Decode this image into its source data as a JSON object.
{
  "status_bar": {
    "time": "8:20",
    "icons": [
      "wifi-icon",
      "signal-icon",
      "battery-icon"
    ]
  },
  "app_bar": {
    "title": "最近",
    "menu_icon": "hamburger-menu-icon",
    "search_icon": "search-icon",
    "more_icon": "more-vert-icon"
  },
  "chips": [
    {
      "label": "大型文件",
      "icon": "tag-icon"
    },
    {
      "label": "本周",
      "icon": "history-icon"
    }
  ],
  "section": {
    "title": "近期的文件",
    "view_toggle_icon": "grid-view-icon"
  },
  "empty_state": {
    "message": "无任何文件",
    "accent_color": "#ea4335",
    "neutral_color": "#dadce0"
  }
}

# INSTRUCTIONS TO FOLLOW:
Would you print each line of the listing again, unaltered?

# OUTPUT FOR THIS TASK:
Decode this image into its source data as a JSON object.
{
  "status_bar": {
    "time": "8:20",
    "icons": [
      "wifi-icon",
      "signal-icon",
      "battery-icon"
    ]
  },
  "app_bar": {
    "title": "最近",
    "menu_icon": "hamburger-menu-icon",
    "search_icon": "search-icon",
    "more_icon": "more-vert-icon"
  },
  "chips": [
    {
      "label": "大型文件",
      "icon": "tag-icon"
    },
    {
      "label": "本周",
      "icon": "history-icon"
    }
  ],
  "section": {
    "title": "近期的文件",
    "view_toggle_icon": "grid-view-icon"
  },
  "empty_state": {
    "message": "无任何文件",
    "accent_color": "#ea4335",
    "neutral_color": "#dadce0"
  }
}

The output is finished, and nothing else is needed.